The other jolt was that he had a form of testicular cancer that develops outside of the testicles. He also had three small tumors in his abdomen -- no cancer in his testicles.
Dr. Bruce Roth, of Siteman Cancer Center's oncology division, said cancer experts believe that cells in a male embryo shift from one place to another, where they'll become part of the reproductive system. But some cells get left behind; those sometimes -- albeit rarely -- develop into cancer.
If there can be good news about a cancer diagnosis, testicular cancer is curable.
There are several forms of testicular cancer. The most common is detected by finding irregular growth or a heavy sensation in the testicles and scrotum. Often, there's no pain or other symptoms.
American Cancer Society data on testicular cancer show that:
* It's rare; about 9,000 men are diagnosed a year. It's the No. 1 cancer for men between the ages of 15 and 35 and occurs in men up to 54.
* The cancer society says that women play a major role in detecting their partners' testicular cancer.
* The survival rate when it's found early, is 100 percent. Found later, the survival rate is 80 percent.
* About 300 men die annually from testicular cancer because it wasn't detected until it spread to vital organs.
"It's the perfect storm of a patient population that doesn't see a doctor on a regular basis, maybe doesn't have medical insurance, or is embarrassed to report it," Roth said. "All that together conspires against early detection."

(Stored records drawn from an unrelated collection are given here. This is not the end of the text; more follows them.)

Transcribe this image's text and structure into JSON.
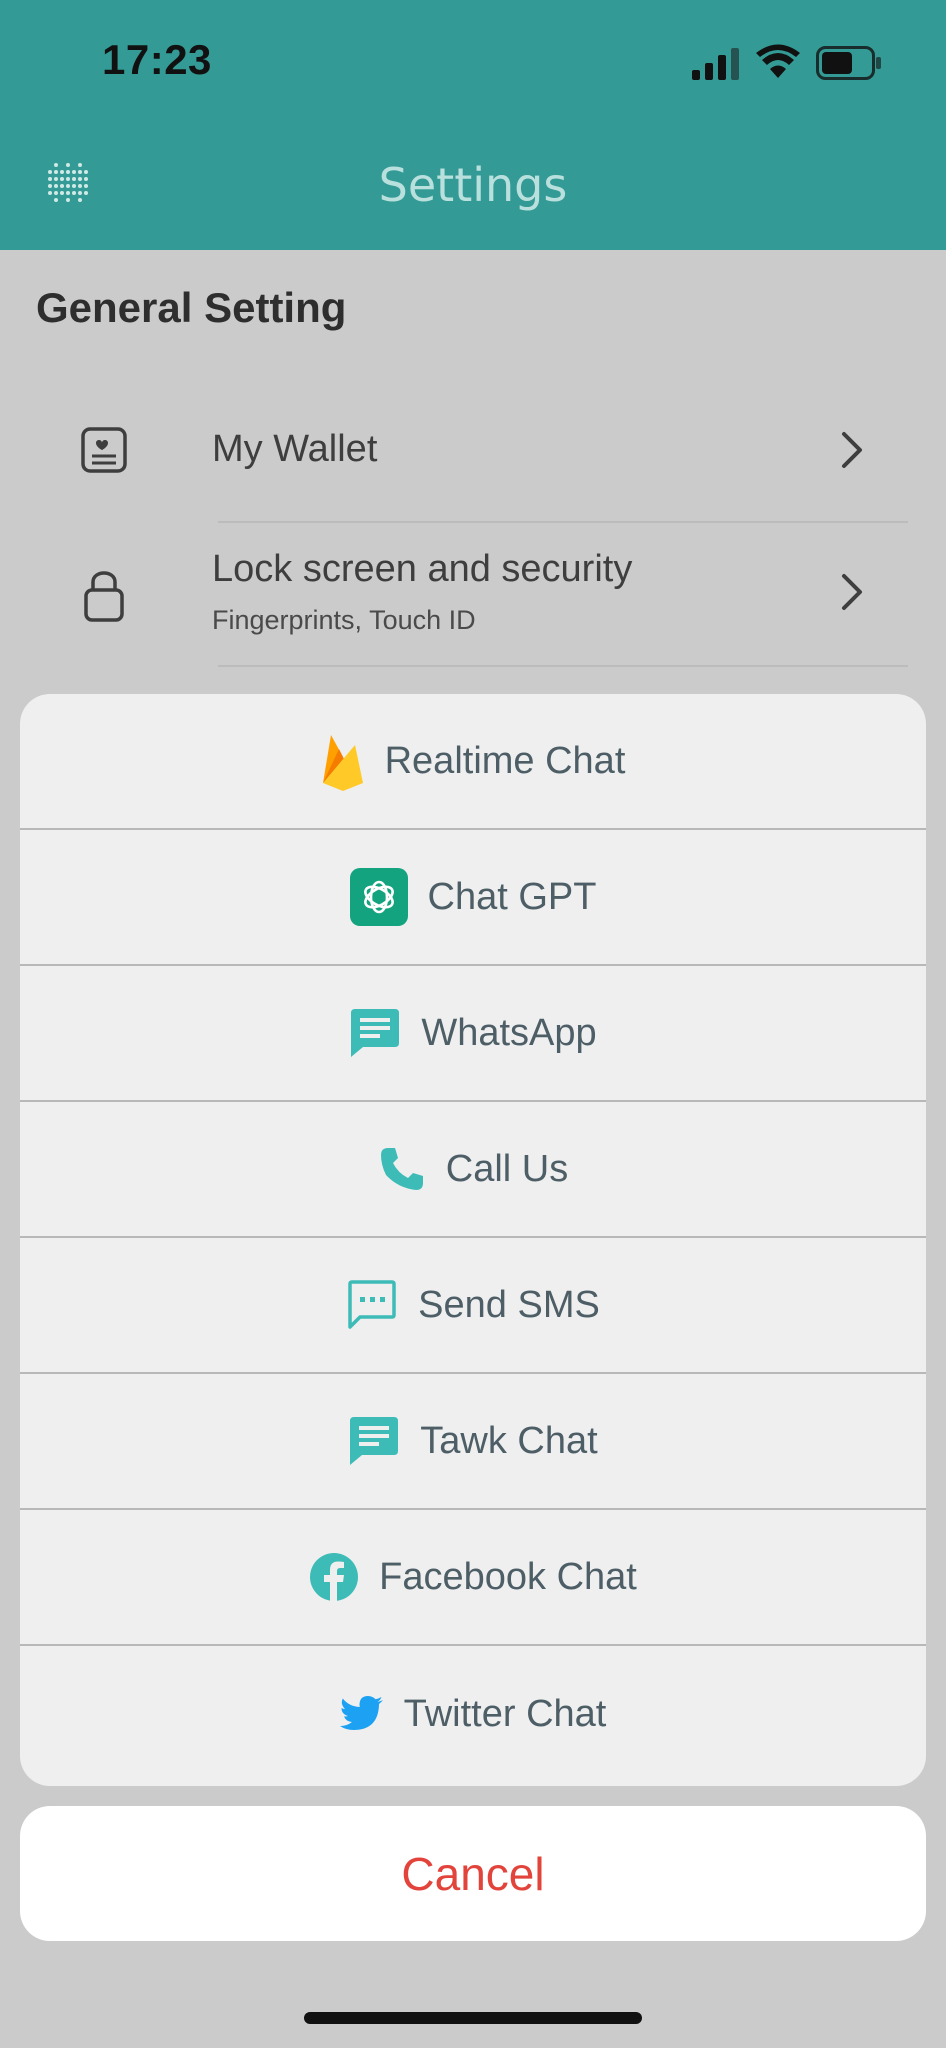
{
  "status_bar": {
    "time": "17:23"
  },
  "header": {
    "title": "Settings",
    "menu_icon": "dots-grid-icon"
  },
  "general": {
    "section_title": "General Setting",
    "rows": [
      {
        "label": "My Wallet",
        "icon": "wallet-icon"
      },
      {
        "label": "Lock screen and security",
        "sublabel": "Fingerprints, Touch ID",
        "icon": "lock-icon"
      }
    ]
  },
  "action_sheet": {
    "options": [
      {
        "label": "Realtime Chat",
        "icon": "firebase-icon"
      },
      {
        "label": "Chat GPT",
        "icon": "chatgpt-icon"
      },
      {
        "label": "WhatsApp",
        "icon": "message-icon"
      },
      {
        "label": "Call Us",
        "icon": "phone-icon"
      },
      {
        "label": "Send SMS",
        "icon": "sms-icon"
      },
      {
        "label": "Tawk Chat",
        "icon": "message-icon"
      },
      {
        "label": "Facebook Chat",
        "icon": "facebook-icon"
      },
      {
        "label": "Twitter Chat",
        "icon": "twitter-icon"
      }
    ],
    "cancel_label": "Cancel"
  },
  "colors": {
    "header": "#339a95",
    "accent": "#3dbcb7",
    "cancel": "#e2443b",
    "backdrop": "#cbcbcb"
  }
}
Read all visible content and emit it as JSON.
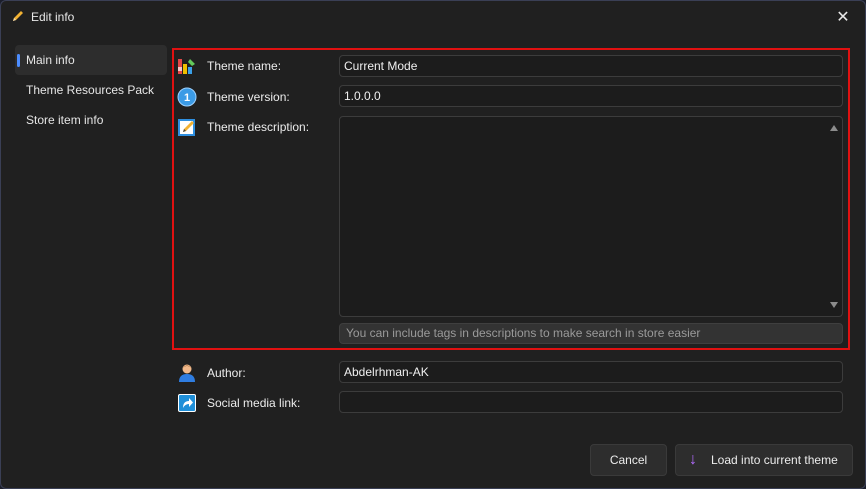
{
  "window": {
    "title": "Edit info",
    "close_symbol": "✕"
  },
  "sidebar": {
    "items": [
      {
        "label": "Main info",
        "active": true
      },
      {
        "label": "Theme Resources Pack",
        "active": false
      },
      {
        "label": "Store item info",
        "active": false
      }
    ]
  },
  "form": {
    "theme_name": {
      "label": "Theme name:",
      "value": "Current Mode",
      "icon": "palette-icon"
    },
    "theme_version": {
      "label": "Theme version:",
      "value": "1.0.0.0",
      "icon": "version-badge-icon",
      "badge_text": "1"
    },
    "theme_description": {
      "label": "Theme description:",
      "value": "",
      "icon": "notepad-pencil-icon"
    },
    "description_hint": "You can include tags in descriptions to make search in store easier",
    "author": {
      "label": "Author:",
      "value": "Abdelrhman-AK",
      "icon": "user-icon"
    },
    "social_link": {
      "label": "Social media link:",
      "value": "",
      "icon": "share-link-icon"
    }
  },
  "buttons": {
    "cancel": "Cancel",
    "load": "Load into current theme",
    "load_icon": "down-arrow-icon"
  },
  "colors": {
    "accent": "#4c8dff",
    "highlight": "#e01111",
    "load_arrow": "#b36bff"
  }
}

There are two major forms of testicular cancer. The most common is in cells that produce sperm; it's also the form found outside the testicles. The other is cancer in cells that produce hormones.
There's no known cause -- not lifestyle, trauma, drug use or steroid use.
It's most common among white men, although any ethnic group can develop it.
Removal of the testicle is the most common remedy, Roth said. If the cancer is outside the testicle, it's treated conventionally, with surgery, chemotherapy or radiation.
Finklang opted for chemotherapy.
"Actually, I put myself in Dr. Roth's hands; he's the expert," he said.
Surgery could leave some cells behind, "and in a short time, we'd be right back here," Finklang said.
After three months of chemotherapy the mass in his chest reduced to about the size of a golf ball and those in his stomach disappeared, Finklang said.
"So Dr. Roth says he wants to monitor it before deciding on surgery or more chemo," Finklang said.
He's speaking out to warn other men not to be embarrassed or reticent about addressing testicular cancer or the aches and pains that seem minor at the time.
See a doctor, get checkups, Finklang said.
"No one is indestructible," he said.